"I will not allow one prejudiced person or one million or one hundred million to blight my life. I will not let prejudice or any of its attendant humiliations and injustices bear me down to spiritual defeat. My inner life is mine, and I shall defend and maintain its integrity against all the powers of hell."
--James Weldon Johnson (1871-1938)
Today, this Sunday, the daddy feels he needs a spark, some inspiration. He's feeling a poem from James Weldon Johnson. Author, politician, diplomat, critic, journalist, poet, anthologist, educator, lawyer, songwriter, civil rights activists, Johnson was multi-talented in life and art. He wrote "Lift Every Voice and Sing, " considered the black national anthem. He was one of the first African-American professors at New York University. And he was a professor of literature at Fisk University.
The daddy appreciates Johnson's talents but thinks of him as a poet. Of his poetry, many know of his work "The Creation," a sermon in verse taken from "God's Trombone," a book of black sermons. The daddy likes the last two verses at the end, where he writes:
"Up from the bed of the river
God scooped the clay;
And by the bank of the river
He kneeled him down;
And there the great God Almighty
Who lit the sun and fixed it in the sky,
Who flung the stars to the most far corner of the night,

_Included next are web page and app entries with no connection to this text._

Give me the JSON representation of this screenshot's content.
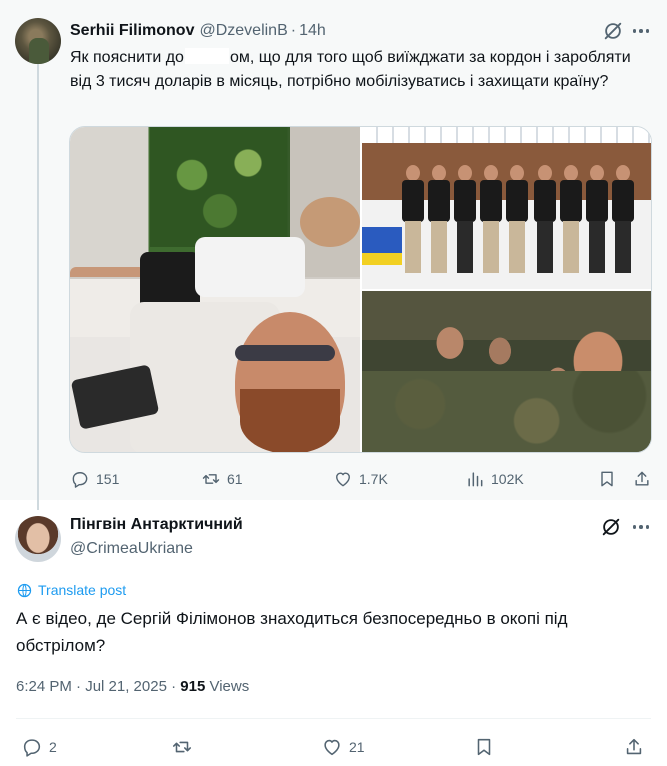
{
  "parent_tweet": {
    "author_name": "Serhii Filimonov",
    "author_handle": "@DzevelinB",
    "separator": "·",
    "time": "14h",
    "text_part1": "Як пояснити до",
    "text_part2": "ом, що для того щоб виїжджати за кордон і заробляти від 3 тисяч доларів в місяць, потрібно мобілізуватись і захищати країну?",
    "stats": {
      "replies": "151",
      "reposts": "61",
      "likes": "1.7K",
      "views": "102K"
    },
    "media_count": 3
  },
  "reply_tweet": {
    "author_name": "Пінгвін Антарктичний",
    "author_handle": "@CrimeaUkriane",
    "translate_label": "Translate post",
    "text": "А є відео, де Сергій Філімонов знаходиться безпосередньо в окопі під обстрілом?",
    "timestamp": "6:24 PM · Jul 21, 2025 · ",
    "views_count": "915",
    "views_label": " Views",
    "stats": {
      "replies": "2",
      "likes": "21"
    }
  },
  "colors": {
    "accent": "#1d9bf0",
    "secondary_text": "#536471",
    "primary_text": "#0f1419",
    "parent_bg": "#f7f9f9"
  },
  "icons": [
    "grok-icon",
    "more-icon",
    "reply-icon",
    "repost-icon",
    "like-icon",
    "views-icon",
    "bookmark-icon",
    "share-icon",
    "translate-icon"
  ]
}
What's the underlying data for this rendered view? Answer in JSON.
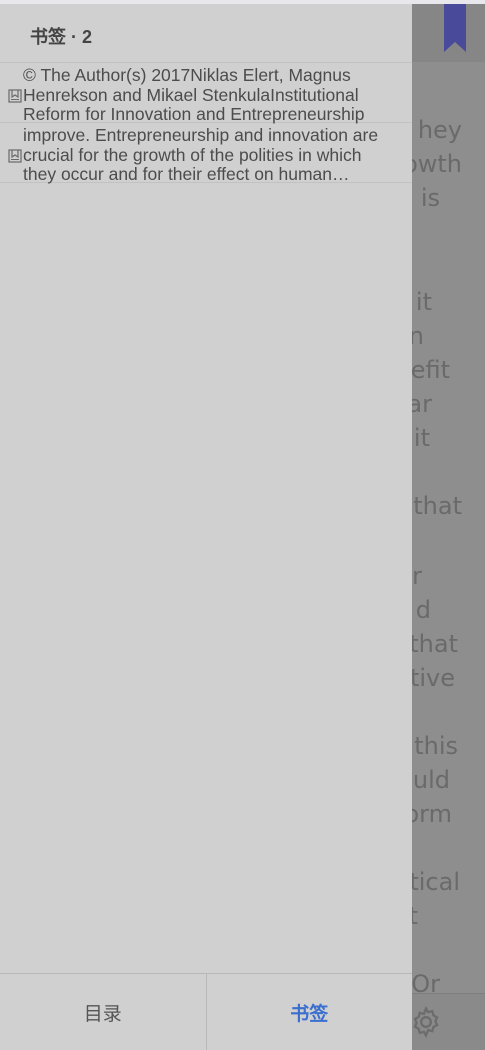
{
  "drawer": {
    "title": "书签 · 2",
    "bookmarks": [
      {
        "text": "© The Author(s) 2017Niklas Elert, Magnus Henrekson and Mikael StenkulaInstitutional Reform for Innovation and Entrepreneurship"
      },
      {
        "text": "improve. Entrepreneurship and innovation are crucial for the growth of the polities in which they occur and for their effect on human welfare"
      }
    ],
    "tabs": [
      {
        "label": "目录",
        "active": false
      },
      {
        "label": "书签",
        "active": true
      }
    ]
  },
  "reader": {
    "line_fragments": [
      "hey",
      "owth",
      "is",
      "it",
      "n",
      "efit",
      "ar",
      "it",
      "that",
      "r",
      "d",
      "that",
      "tive",
      "this",
      "uld",
      "orm",
      "tical",
      "t",
      "Or"
    ]
  },
  "colors": {
    "accent": "#3a6fd0",
    "ribbon": "#4a4a9a",
    "drawer_bg": "#d0d0d0"
  },
  "icons": {
    "bookmark": "bookmark-small-icon",
    "ribbon": "bookmark-ribbon-icon",
    "settings": "gear-icon"
  }
}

Who rounded the earth in the middle of his hand;
This Great God,
Like a mammy bending over her baby,
Kneeled down in the dust
Toiling over a lump of clay
Till he shaped it in his own image;
Then into it he blew the breath of life,
And man became a living soul.
But the daddy's favorite is the poem where he marvels at the ability of slaves to compose such bittersweet spirituals and gospel songs in a minor key, where he extols their ability to create in both, in content and tone, music that reaches deep down into the recesses of the soul. In "O Black and Unknown Bards," taken from "The Book of American Negro Poetry, a book he edited, Johnson writes:
O BLACK AND UNKNOWN BARDS
- BLACK and unknown bards of long ago,
How came your lips to touch the sacred fire?
How, in your darkness, did you come to know
The power and beauty of the minstrel's lyre?
Who first from midst his bonds lifted his eyes?
Who first from out the still watch, lone and long,
Feeling the ancient faith of prophets rise
Within his dark-kept soul, burst into song?
- Heart of what slave poured out such melody
As "Steal away to Jesus"? On its strains
His spirit must have nightly floated free,
Though still about his hands he felt his chains.
Who heard great "Jordan roll"? Whose starward eye
Saw chariot "swing low"? And who was he
That breathed that comforting, melodic sigh,
"Nobody knows de trouble I see"?
- What merely living clod, what captive thing,
Could up toward God through all its darkness grope,
And find within its deadened heart to sing
These songs of sorrow, love and faith, and hope?
How did it catch that subtle undertone,
That note in music heard not with the ears?
How sound the elusive reed so seldom blown,
Which stirs the soul or melts the heart to tears.
- Not that great German master in his dream
Of harmonies that thundered amongst the stars
At the creation, ever heard a theme
Nobler than "Go down, Moses." Mark its bars
How like a mighty trumpet-call they stir
The blood. Such are the notes that men have sung
Going to valorous deeds; such tones there were
That helped make history when Time was young.
- There is a wide, wide wonder in it all,
That from degraded rest and servile toil
The fiery spirit of the seer should call
These simple children of the sun and soil.
O black slave singers, gone, forgot, unfamed,
You -- you alone, of all the long, long line
Of those who've sung untaught, unknown, unnamed,
Have stretched out upward, seeking the divine.
- You sang not deeds of heroes or of kings;
No chant of bloody war, no exulting pean
Of arms-won triumphs; but your humble strings
You touched in chord with music empyrean.
You sting far better than you knew; the songs
That for your listeners' hungry hearts sufficed
Still live, -- but more than this to you belongs:
You sang a race from wood and stone to Christ.
Primary Writings of James Weldon Johnson:1. The Autobiography of an Ex-Coloured Man, 1912.
2. (Translator) Fernando Periquet, Goyescas; or, The Rival Lovers (opera libretto), 1915.
Fifty Years and Other Poems , 1917
3. (Editor) The Book of American Negro Poetry , 1922
4. (Editor) The Book of American Negro Spirituals , 1925
5. (Editor) The Second Book of Negro Spirituals , 1926
6. God's Trombones: Seven Negro Sermons in Verse (poetry), 1927
7. Black Manhattan (nonfiction) 1930
8. Along This Way: The Autobiography of James Weldon Johnson, 1933
9. Contributed articles and poems to the Chicago Defender, Times-Union, New York Age, New York Times, Pittsburgh Courier, Savannah Tribune, The Century, The Crisis, The Nation, The Independent, Harper's, The Bookman, Forum, and Scholastic.